Using the listing below, report each line holding the string "desc".
--- --- ---
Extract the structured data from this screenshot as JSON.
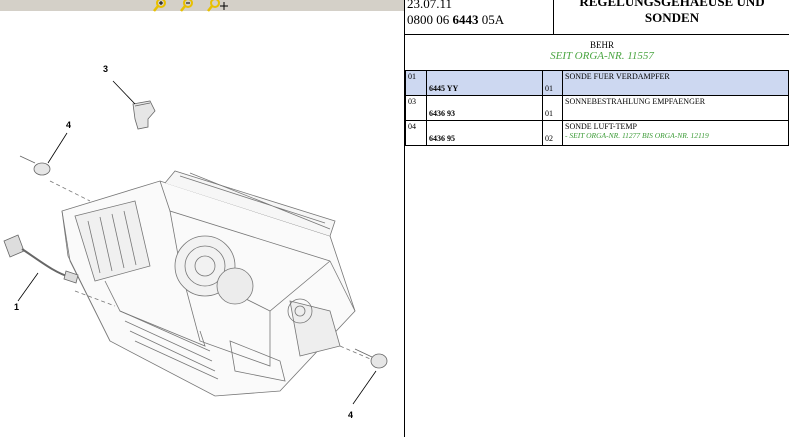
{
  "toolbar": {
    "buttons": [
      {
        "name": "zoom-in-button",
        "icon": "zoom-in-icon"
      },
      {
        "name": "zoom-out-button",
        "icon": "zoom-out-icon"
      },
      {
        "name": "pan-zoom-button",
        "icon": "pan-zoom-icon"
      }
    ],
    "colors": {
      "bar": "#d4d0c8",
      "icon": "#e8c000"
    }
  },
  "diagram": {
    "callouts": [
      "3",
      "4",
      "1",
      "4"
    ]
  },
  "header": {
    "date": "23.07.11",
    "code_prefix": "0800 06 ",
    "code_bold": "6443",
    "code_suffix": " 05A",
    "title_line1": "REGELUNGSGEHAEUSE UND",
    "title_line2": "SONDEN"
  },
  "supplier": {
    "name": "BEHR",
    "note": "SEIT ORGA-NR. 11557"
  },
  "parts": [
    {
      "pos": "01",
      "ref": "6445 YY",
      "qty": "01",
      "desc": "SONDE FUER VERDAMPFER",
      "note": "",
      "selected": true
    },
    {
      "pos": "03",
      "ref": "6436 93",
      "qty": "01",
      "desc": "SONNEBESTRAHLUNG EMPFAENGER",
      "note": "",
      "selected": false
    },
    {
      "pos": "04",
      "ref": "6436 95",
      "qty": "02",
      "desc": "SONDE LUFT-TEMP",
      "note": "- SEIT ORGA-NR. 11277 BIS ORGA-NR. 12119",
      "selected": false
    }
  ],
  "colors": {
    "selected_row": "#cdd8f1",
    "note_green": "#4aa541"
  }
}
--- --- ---
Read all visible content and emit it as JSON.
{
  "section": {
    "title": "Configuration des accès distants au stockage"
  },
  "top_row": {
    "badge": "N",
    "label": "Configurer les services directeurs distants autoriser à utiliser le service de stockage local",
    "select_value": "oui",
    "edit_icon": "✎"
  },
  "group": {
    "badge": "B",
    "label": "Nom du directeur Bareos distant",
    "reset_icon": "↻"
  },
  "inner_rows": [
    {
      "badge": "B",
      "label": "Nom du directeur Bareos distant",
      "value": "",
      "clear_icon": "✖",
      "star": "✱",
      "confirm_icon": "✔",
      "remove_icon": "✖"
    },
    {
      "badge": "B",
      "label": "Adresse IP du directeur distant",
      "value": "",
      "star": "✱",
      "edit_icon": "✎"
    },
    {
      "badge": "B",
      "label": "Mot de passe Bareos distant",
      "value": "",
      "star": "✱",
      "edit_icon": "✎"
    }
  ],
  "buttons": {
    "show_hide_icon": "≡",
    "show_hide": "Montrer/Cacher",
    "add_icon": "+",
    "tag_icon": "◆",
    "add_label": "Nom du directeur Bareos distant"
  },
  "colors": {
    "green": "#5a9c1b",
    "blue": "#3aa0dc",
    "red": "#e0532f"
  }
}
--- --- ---
*Expected output*
      "desc": "SONDE FUER VERDAMPFER",
      "desc": "SONNEBESTRAHLUNG EMPFAENGER",
      "desc": "SONDE LUFT-TEMP",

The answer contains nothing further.